This is one of 2 hexagonal shaped tea cannisters which I have listed separately. This one has an incised spring scene of two young birds and a butterfly on one side. The other side has 2 sentences from the famous Tang dynasty poem by Lu Tong. The bamboo has darkened considerably with age...
These old Chinese tinted eyeglasses date from the Qing Dynasty. There is a tiny bat on the nose bridge, and ornately detailed hinged temple and ear pieces.
This small Chinese traditional oil lamp is complete with the original hand-blown globe and cover. The base has several rows of ornate grillwork. The cover is engraved on one side with a couple. The other side has a poem. The chinese is old in both character and language and difficult to translate.
The lamp is only 5 inches tall and of higher silver content than usual for China at that time, which indicates an owner of wealth...
Beautifully patterned horn chop with its horn seal box. The remenants of red ink indicate that this seal was used for official documents. The box has a slide top which closes tightly.
This is a unique Chinese Trousse. The chopsticks are black wood, presumed to be Zitan and are totally enclosed inside the scabbard when the trousse is closed. Both the scabbard and knife handle are covered with tortoise shell and have silver fittings.
This Chinese carved bamboo brush rest has traditional dragons chasing pearl and cloud motif. The background shape is the 5 mountains and the rim of the mountains have carved ridges. The piece measures 3.5 inches high and 6 inches across. The natural curve of the bamboo allows the piece to stay upright, and the piece remains balanced on the 1/2 inch thick bamboo. Condition is very good.
White Marble from China was referred to as Chinese Alabaster because of its grain and translucent quality. This small simple inkstone is both beautiful to see and to touch. There is a very worn rim surrounding the grinding surface and inkwell and 4 very worn feet on the bottom of the ink stone to raise it slightly off the surface.
This small hinged metal case is covered with leather and opens to display both red ink pot and personal ivory chop. The person's name on the base of the chop is clearly carved. Leather in old China was very expensive...the owner of this chop must been a person of both status and wealth. The leather shows age but is intact and set is in very good condition. The case measures 2.5" X 1+" This is a rare old piece.
This antique Chinese box would have been used during the Qing dynasty, possibly by a scholar or shop keeper. The bottom of this box has covered compartments for seals, chops,calligraphy brush, ink sticks and a built in inkstone. There is an abacus built into the lid.
The original hinge pin was lost and has been replaced. The box was made with large dovetail joints and from a hard wood of unknown origins. The outside is dirty and I have not cleaned it...

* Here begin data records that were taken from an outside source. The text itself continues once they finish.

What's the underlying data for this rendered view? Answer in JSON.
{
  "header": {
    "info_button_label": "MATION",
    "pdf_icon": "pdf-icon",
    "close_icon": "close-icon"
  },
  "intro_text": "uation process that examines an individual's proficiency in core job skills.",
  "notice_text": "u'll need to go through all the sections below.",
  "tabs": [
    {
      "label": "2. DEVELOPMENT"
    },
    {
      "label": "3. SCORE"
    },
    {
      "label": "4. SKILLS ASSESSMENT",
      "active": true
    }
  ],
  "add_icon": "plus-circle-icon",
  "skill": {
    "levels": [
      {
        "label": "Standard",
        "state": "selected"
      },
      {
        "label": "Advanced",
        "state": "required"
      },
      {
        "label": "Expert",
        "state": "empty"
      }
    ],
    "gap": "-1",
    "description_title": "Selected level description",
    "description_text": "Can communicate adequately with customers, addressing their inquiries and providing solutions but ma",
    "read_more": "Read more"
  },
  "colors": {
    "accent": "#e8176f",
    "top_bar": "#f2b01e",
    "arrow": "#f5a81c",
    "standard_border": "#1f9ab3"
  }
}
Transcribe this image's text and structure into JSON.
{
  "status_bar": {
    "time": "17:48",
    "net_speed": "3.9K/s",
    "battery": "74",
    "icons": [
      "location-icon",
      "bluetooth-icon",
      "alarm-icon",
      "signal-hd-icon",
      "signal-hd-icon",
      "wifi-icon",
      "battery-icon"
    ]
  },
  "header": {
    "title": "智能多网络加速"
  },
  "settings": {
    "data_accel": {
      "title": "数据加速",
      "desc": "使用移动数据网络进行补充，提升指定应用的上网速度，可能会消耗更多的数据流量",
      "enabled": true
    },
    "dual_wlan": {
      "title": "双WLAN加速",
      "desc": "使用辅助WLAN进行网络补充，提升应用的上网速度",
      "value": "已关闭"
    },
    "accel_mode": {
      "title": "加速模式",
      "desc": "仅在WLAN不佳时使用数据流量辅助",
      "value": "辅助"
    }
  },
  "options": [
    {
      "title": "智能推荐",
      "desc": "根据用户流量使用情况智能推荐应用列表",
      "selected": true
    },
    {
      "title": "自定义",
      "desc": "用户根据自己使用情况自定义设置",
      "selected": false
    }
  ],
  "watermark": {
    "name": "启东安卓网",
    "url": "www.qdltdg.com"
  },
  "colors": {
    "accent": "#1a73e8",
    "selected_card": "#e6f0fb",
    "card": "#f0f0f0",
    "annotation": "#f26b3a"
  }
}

This is one of 2 hexagonal shaped tea cannisters which I have listed separately. This one has an incised scene of a mature bird on one side. The other side has 2 sentences from the famous Tang dynasty poem by Lu Tong. The bamboo has darkened considerably with age...
Carved from bamboo, this charming old Chinese brush rest was shipped back to the US by an American missionary Rebecca Cloud Stewart. It was designed to hold 2 mid-sized brushes. The name Huang Hua Fu is written on the back. Possibly he was one of China's less prosperous calligraphers. 3.5" x 3.5" it is in very good condition.
A pair of cranes is carved into the top of this Qing Dynasty peach shaped inkbox. Inside the box remains a supply of dried ink and the on the inside top is an inkstone for "grinding" future ink. A pair of birds (considered to mate for life) was a common symbol used to represent a long and happy marriage. The Peach symbol represents long life. This combination (the peach with a pair of birds) was considered a suitable gift for the parents anniversary